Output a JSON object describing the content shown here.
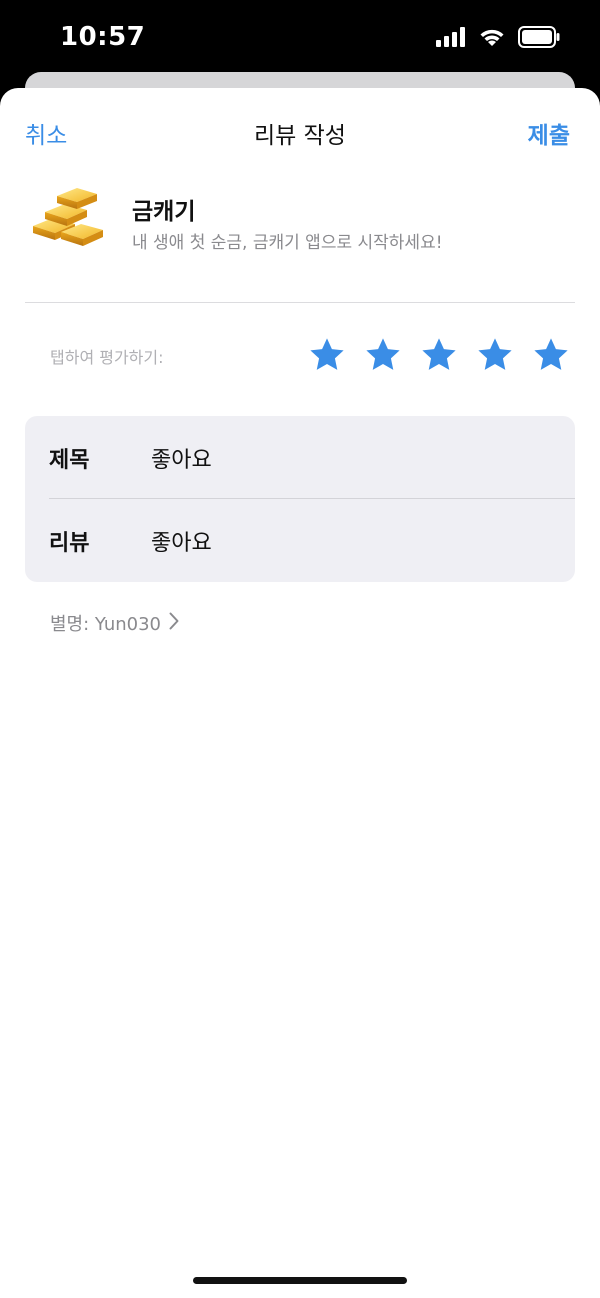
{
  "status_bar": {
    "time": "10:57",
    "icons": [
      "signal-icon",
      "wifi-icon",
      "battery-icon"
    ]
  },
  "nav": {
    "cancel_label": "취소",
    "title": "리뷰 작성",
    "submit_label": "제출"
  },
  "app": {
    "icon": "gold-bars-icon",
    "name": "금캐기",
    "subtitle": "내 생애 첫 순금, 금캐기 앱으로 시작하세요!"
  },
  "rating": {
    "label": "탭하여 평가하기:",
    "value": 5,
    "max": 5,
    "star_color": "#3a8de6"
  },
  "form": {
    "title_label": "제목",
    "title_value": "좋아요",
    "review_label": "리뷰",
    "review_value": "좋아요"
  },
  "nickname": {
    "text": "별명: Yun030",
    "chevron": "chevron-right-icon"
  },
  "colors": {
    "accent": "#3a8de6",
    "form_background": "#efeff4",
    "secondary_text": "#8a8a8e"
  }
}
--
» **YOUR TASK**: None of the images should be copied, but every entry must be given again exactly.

» **REPLY TO THE EXERCISE**:
Output a JSON object describing the content shown here.
{
  "status_bar": {
    "time": "10:57",
    "icons": [
      "signal-icon",
      "wifi-icon",
      "battery-icon"
    ]
  },
  "nav": {
    "cancel_label": "취소",
    "title": "리뷰 작성",
    "submit_label": "제출"
  },
  "app": {
    "icon": "gold-bars-icon",
    "name": "금캐기",
    "subtitle": "내 생애 첫 순금, 금캐기 앱으로 시작하세요!"
  },
  "rating": {
    "label": "탭하여 평가하기:",
    "value": 5,
    "max": 5,
    "star_color": "#3a8de6"
  },
  "form": {
    "title_label": "제목",
    "title_value": "좋아요",
    "review_label": "리뷰",
    "review_value": "좋아요"
  },
  "nickname": {
    "text": "별명: Yun030",
    "chevron": "chevron-right-icon"
  },
  "colors": {
    "accent": "#3a8de6",
    "form_background": "#efeff4",
    "secondary_text": "#8a8a8e"
  }
}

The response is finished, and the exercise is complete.